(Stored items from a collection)
*-*-*
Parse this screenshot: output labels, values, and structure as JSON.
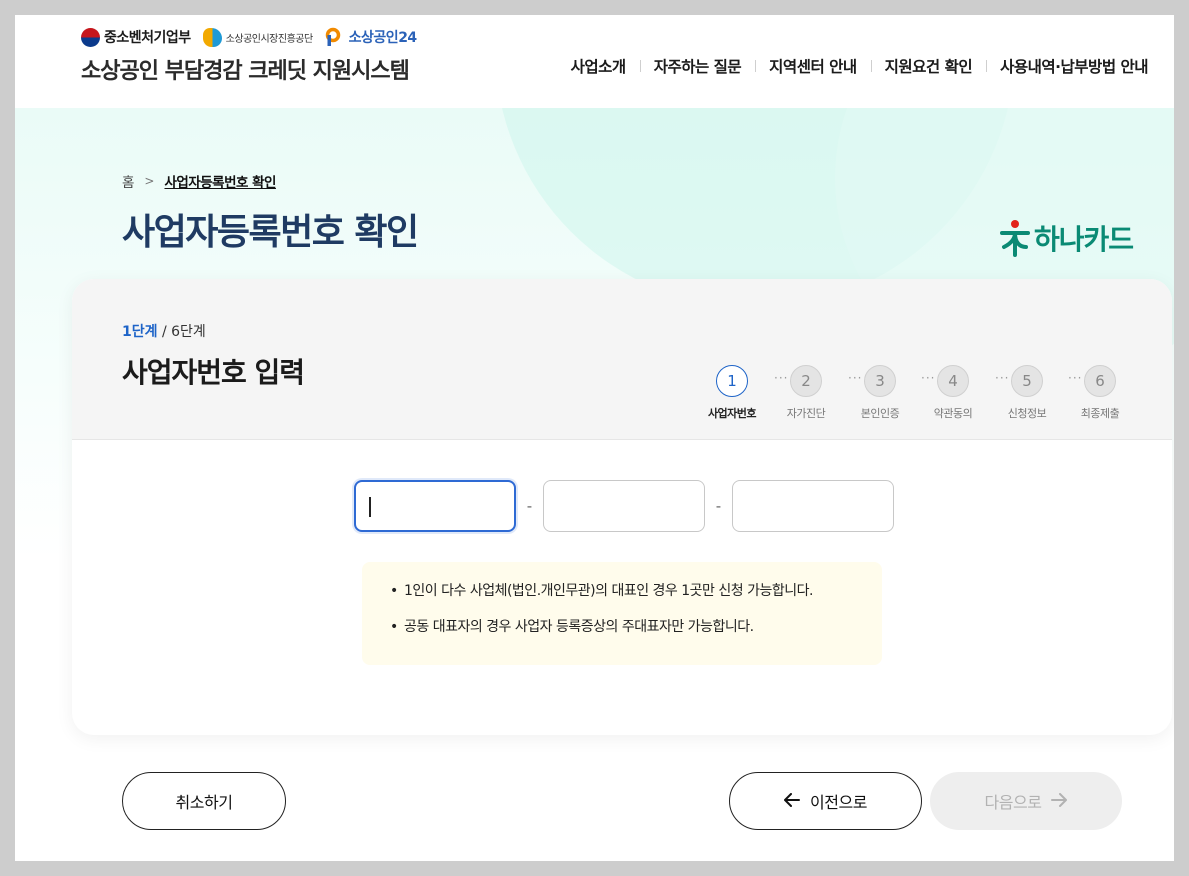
{
  "header": {
    "logos": {
      "ministry": "중소벤처기업부",
      "agency": "소상공인시장진흥공단",
      "portal": "소상공인24"
    },
    "site_title": "소상공인 부담경감 크레딧 지원시스템",
    "nav": [
      "사업소개",
      "자주하는 질문",
      "지역센터 안내",
      "지원요건 확인",
      "사용내역·납부방법 안내"
    ]
  },
  "breadcrumb": {
    "home": "홈",
    "current": "사업자등록번호 확인"
  },
  "page_title": "사업자등록번호 확인",
  "card_brand": "하나카드",
  "form": {
    "step_current": "1단계",
    "step_total": " / 6단계",
    "title": "사업자번호 입력",
    "steps": [
      {
        "num": "1",
        "label": "사업자번호",
        "active": true
      },
      {
        "num": "2",
        "label": "자가진단",
        "active": false
      },
      {
        "num": "3",
        "label": "본인인증",
        "active": false
      },
      {
        "num": "4",
        "label": "약관동의",
        "active": false
      },
      {
        "num": "5",
        "label": "신청정보",
        "active": false
      },
      {
        "num": "6",
        "label": "최종제출",
        "active": false
      }
    ],
    "step_separator": "···",
    "bizno": {
      "part1": "",
      "part2": "",
      "part3": "",
      "dash": "-"
    },
    "notices": [
      "1인이 다수 사업체(법인.개인무관)의 대표인 경우 1곳만 신청 가능합니다.",
      "공동 대표자의 경우 사업자 등록증상의 주대표자만 가능합니다."
    ]
  },
  "buttons": {
    "cancel": "취소하기",
    "prev": "이전으로",
    "next": "다음으로",
    "prev_icon": "arrow-left-icon",
    "next_icon": "arrow-right-icon",
    "next_enabled": false
  },
  "colors": {
    "accent": "#1e64c8",
    "title": "#1f3b63",
    "hana_green": "#0a8a74",
    "notice_bg": "#fffcec"
  }
}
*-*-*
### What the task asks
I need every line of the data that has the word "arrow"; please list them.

### Exercise response
    "prev_icon": "arrow-left-icon",
    "next_icon": "arrow-right-icon",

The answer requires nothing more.